Cisco Support Community
cancel
Showing results for 
Search instead for 
Did you mean: 
Announcements

Welcome to Cisco Support Community. We would love to have your feedback.

For an introduction to the new site, click here. And see here for current known issues.

New Member

ACL doubt

Hi. I have a little doubt about ACLs:

If I apply an ACL (denying all in/out telnet connections) to the interface VLAN 5 with IP address 192.168.1.254 is it still possible to telnet to IP 192.168.1.254? To the other IP addresses on this network I know it's not possible.
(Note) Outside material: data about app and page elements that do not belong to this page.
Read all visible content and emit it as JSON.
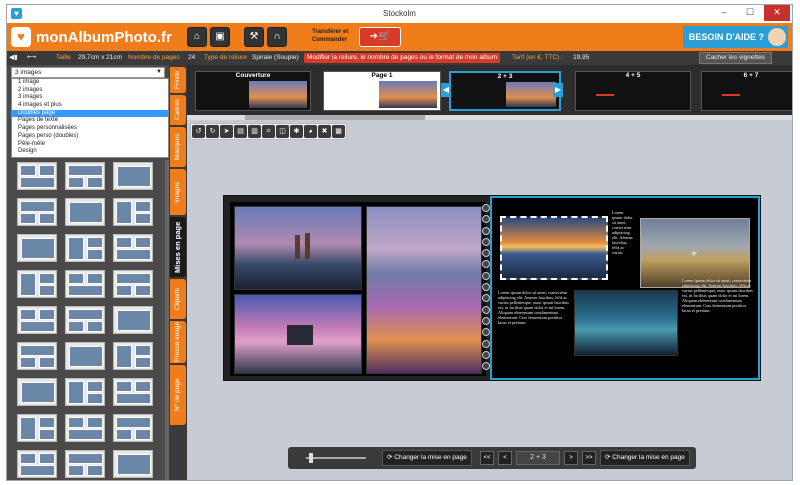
{
  "window": {
    "title": "Stockolm",
    "min": "–",
    "max": "☐",
    "close": "✕"
  },
  "topbar": {
    "logo": "monAlbumPhoto.fr",
    "transfer_line1": "Transférer et",
    "transfer_line2": "Commander",
    "help": "BESOIN D'AIDE ?"
  },
  "infobar": {
    "size_label": "Taille",
    "size_value": "29,7cm x 21cm",
    "pages_label": "Nombre de pages",
    "pages_value": "24",
    "binding_label": "Type de reliure",
    "binding_value": "Spirale (Souple)",
    "warning": "Modifier la reliure, le nombre de pages ou le format de mon album",
    "price_label": "Tarif (en €, TTC) :",
    "price_value": "19,95",
    "hide_thumbs": "Cacher les vignettes"
  },
  "layout_select": {
    "value": "3 images",
    "options": [
      "1 image",
      "2 images",
      "3 images",
      "4 images et plus",
      "Doubles page",
      "Pages de texte",
      "Pages personnalisées",
      "Pages perso (doubles)",
      "Pêle-mêle",
      "Design"
    ],
    "selected_index": 4
  },
  "side_tabs": [
    "Fonds",
    "Cadres",
    "Masques",
    "Images",
    "Mises en page",
    "Cliparts",
    "Presse-image",
    "N° de page"
  ],
  "active_tab": "Mises en page",
  "page_strip": [
    {
      "label": "Couverture"
    },
    {
      "label": "Page 1"
    },
    {
      "label": "2 + 3"
    },
    {
      "label": "4 + 5"
    },
    {
      "label": "6 + 7"
    }
  ],
  "lorem": "Lorem ipsum dolor sit amet, consectetur adipiscing elit. Aenean faucibus, felis ac varius pellentesque, nunc ipsum faucibus est, in facilisis quam dolor et mi lorem. Aliquam elementum condimentum elementum. Cras fermentum porttitor lacus et pretium.",
  "lorem_short": "Lorem ipsum dolor sit amet, consectetur adipiscing elit. Aenean faucibus, felis ac varius",
  "bottom": {
    "change_layout_left": "Changer la mise en page",
    "first": "<<",
    "prev": "<",
    "page": "2 + 3",
    "next": ">",
    "last": ">>",
    "change_layout_right": "Changer la mise en page"
  },
  "colors": {
    "accent": "#f07d1a",
    "blue": "#2a9fd6",
    "dark": "#3a3a3a"
  }
}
Thanks.

1 ACCEPTED SOLUTION

Accepted Solutions

Re: ACL doubt

You can control the protocols used for management under the VTY's. To only allow SSH, you would do the following.

line vty 0 15

transport input ssh

Let's say for some reason you both telnet and SSH, you would do the following.

line vty 0 15

transport input telnet ssh

Here's a link on configuring SSH (router or switch will work).

http://www.packetpros.com/wiki/index.php/Cisco

10 REPLIES

Re: ACL doubt

No, assuming that your ACL is blocking the entire /24 subnet.

Hope that helps.

Re: ACL doubt

Well telnet won't be possible to that IP, but the device could be reachable via other IPs. IF I understand your question correctly.

Regards

Farrukh

New Member

Re: ACL doubt

yes, that's the point.

Our network has more than 200 VLANs on a Catalyst 6500. I think it is not a good policy to apply an ACL denying telnet and other protocols to each VLAN interface (IP address), because of cpu performance. Is that correct? I want a mix of security and performance.

Should I change management access type to ssh and not telnet?

Where, on 6500, can I define what adresses/networks can manage it and also defining through which protocols?

Security tips are welcome. :)

thanks for the help.

Re: ACL doubt

Instead of securing each interface, secure the management plane. Here's an example of using an ACL. Let's say you only want two IP's to be able to telnet to the 6500, 192.168.1.15 and .20. First we create the ACL.

access-list 15 remark ALLOW TELNET

access-list 15 permit 192.168.1.15

access-list 15 permit 192.168.1.20

Next we apply it to the VTY's.

line vty 0 15

access-class 15 in

That's it! Now only those two IP's are allowed to telnet into the 6500's. Here is a good book on securing routers and switches.

http://www.amazon.com/Hardening-Cisco-Routers-OReilly-Networking/dp/0596001665/ref=sr_1_6?ie=UTF8&s=books&qid=1219850517&sr=8-6

Hope that helps.

Re: ACL doubt

Yes I would agree, instead of filtering telnet on each vlan, just secure the control plane via a VTY access-list.

No don't go for telnet, its totally clear-text and lame :) SSH is the way to go.

Regards

Farrukh

New Member

Re: ACL doubt

thanks a lot guys!

New Member

Re: ACL doubt

hi again.

collin, you said

"First we create the ACL.

access-list 15 remark ALLOW TELNET

access-list 15 permit 192.168.1.15

access-list 15 permit 192.168.1.20

Next we apply it to the VTY's.

line vty 0 15

access-class 15 in

That's it! Now only those two IP's are allowed to telnet into the 6500's. "

if I implement SSH can it be used a scheme like this one or SSH with its encryption just doesn't need this type of control? is there a link explaining ssh config on 6500?

tx.

Re: ACL doubt

Here is a link:

http://supportwiki.cisco.com/ViewWiki/index.php/How_to_configure_SSH_(Secure_Shell)_on_Catalyst_switches

Just make sure your switch supports crypto.

No the ACL and SSH both are required for a secure configuration.

Regards

Farrukh

Re: ACL doubt

You can control the protocols used for management under the VTY's. To only allow SSH, you would do the following.

line vty 0 15

transport input ssh

Let's say for some reason you both telnet and SSH, you would do the following.

line vty 0 15

transport input telnet ssh

Here's a link on configuring SSH (router or switch will work).

http://www.packetpros.com/wiki/index.php/Cisco

New Member

Re: ACL doubt

thanks for the help.

now i know what has to be done.

139
Views
3
Helpful
10
Replies